Web page and app entries:
Segment Open

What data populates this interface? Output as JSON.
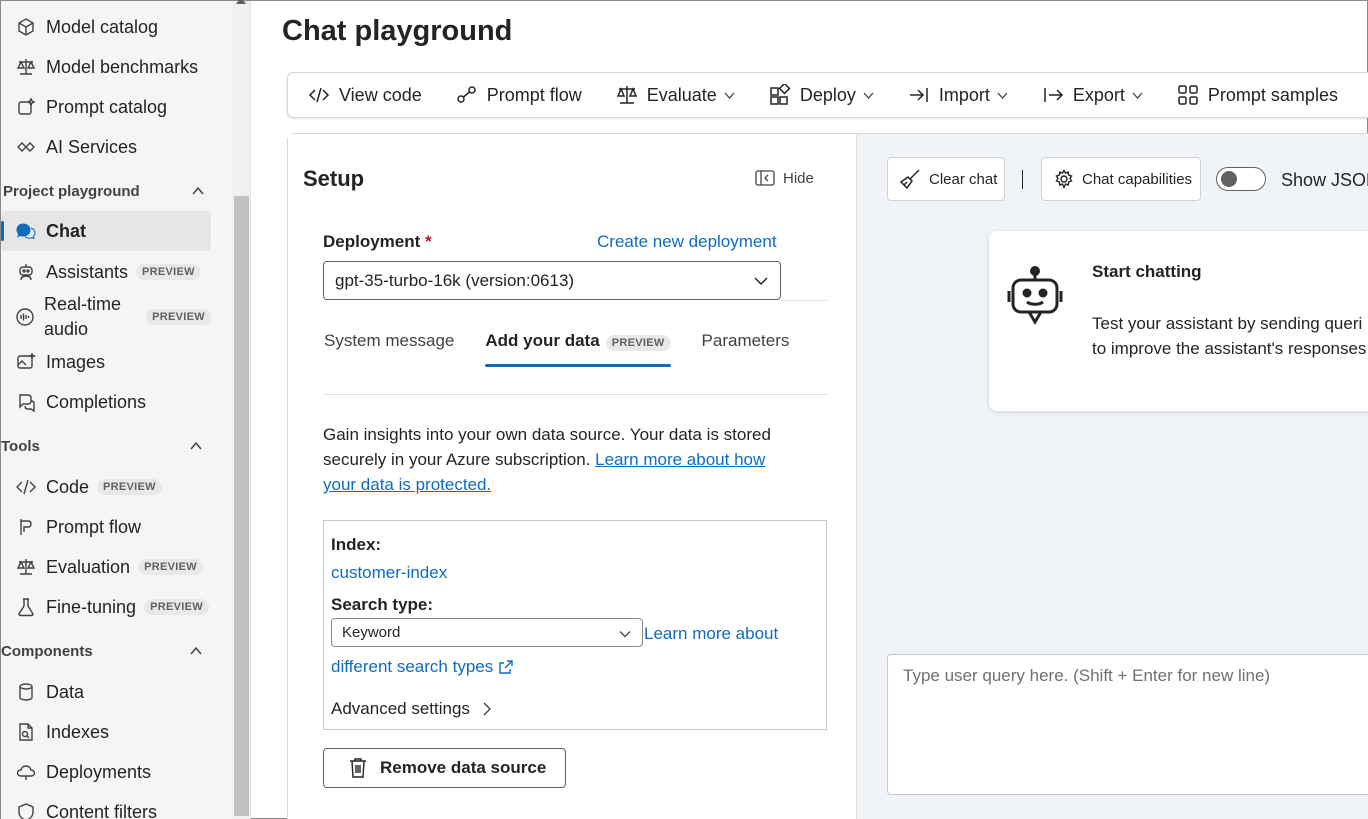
{
  "sidebar": {
    "items_top": [
      {
        "label": "Model catalog",
        "icon": "cube-icon"
      },
      {
        "label": "Model benchmarks",
        "icon": "scale-icon"
      },
      {
        "label": "Prompt catalog",
        "icon": "prompt-catalog-icon"
      },
      {
        "label": "AI Services",
        "icon": "ai-services-icon"
      }
    ],
    "project_playground": {
      "heading": "Project playground",
      "items": [
        {
          "label": "Chat",
          "icon": "chat-icon",
          "active": true
        },
        {
          "label": "Assistants",
          "icon": "assistant-icon",
          "badge": "PREVIEW"
        },
        {
          "label": "Real-time",
          "label2": "audio",
          "icon": "audio-icon",
          "badge": "PREVIEW"
        },
        {
          "label": "Images",
          "icon": "image-icon"
        },
        {
          "label": "Completions",
          "icon": "completions-icon"
        }
      ]
    },
    "tools": {
      "heading": "Tools",
      "items": [
        {
          "label": "Code",
          "icon": "code-icon",
          "badge": "PREVIEW"
        },
        {
          "label": "Prompt flow",
          "icon": "prompt-flow-icon"
        },
        {
          "label": "Evaluation",
          "icon": "scale-icon",
          "badge": "PREVIEW"
        },
        {
          "label": "Fine-tuning",
          "icon": "flask-icon",
          "badge": "PREVIEW"
        }
      ]
    },
    "components": {
      "heading": "Components",
      "items": [
        {
          "label": "Data",
          "icon": "database-icon"
        },
        {
          "label": "Indexes",
          "icon": "indexes-icon"
        },
        {
          "label": "Deployments",
          "icon": "cloud-icon"
        },
        {
          "label": "Content filters",
          "icon": "shield-icon"
        }
      ]
    }
  },
  "page": {
    "title": "Chat playground"
  },
  "toolbar": {
    "view_code": "View code",
    "prompt_flow": "Prompt flow",
    "evaluate": "Evaluate",
    "deploy": "Deploy",
    "import": "Import",
    "export": "Export",
    "prompt_samples": "Prompt samples"
  },
  "setup": {
    "title": "Setup",
    "hide": "Hide",
    "deployment_label": "Deployment",
    "required_mark": "*",
    "create_link": "Create new deployment",
    "deployment_value": "gpt-35-turbo-16k (version:0613)",
    "tabs": {
      "system_message": "System message",
      "add_your_data": "Add your data",
      "add_your_data_badge": "PREVIEW",
      "parameters": "Parameters"
    },
    "insight_text": "Gain insights into your own data source. Your data is stored securely in your Azure subscription.",
    "insight_link": "Learn more about how your data is protected.",
    "index_label": "Index:",
    "index_value": "customer-index",
    "search_type_label": "Search type:",
    "search_type_value": "Keyword",
    "learn_search_1": "Learn more about",
    "learn_search_2": "different search types",
    "advanced": "Advanced settings",
    "remove": "Remove data source"
  },
  "chat": {
    "clear": "Clear chat",
    "capabilities": "Chat capabilities",
    "show_json": "Show JSON",
    "show_json_on": false,
    "start_title": "Start chatting",
    "start_desc_1": "Test your assistant by sending queri",
    "start_desc_2": "to improve the assistant's responses",
    "query_placeholder": "Type user query here. (Shift + Enter for new line)"
  },
  "colors": {
    "accent": "#0f6cbd",
    "required": "#c50f1f",
    "chat_bg": "#f0f4f9"
  }
}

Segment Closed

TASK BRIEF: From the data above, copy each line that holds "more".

TASK OUTPUT:
    "insight_link": "Learn more about how your data is protected.",
    "learn_search_1": "Learn more about",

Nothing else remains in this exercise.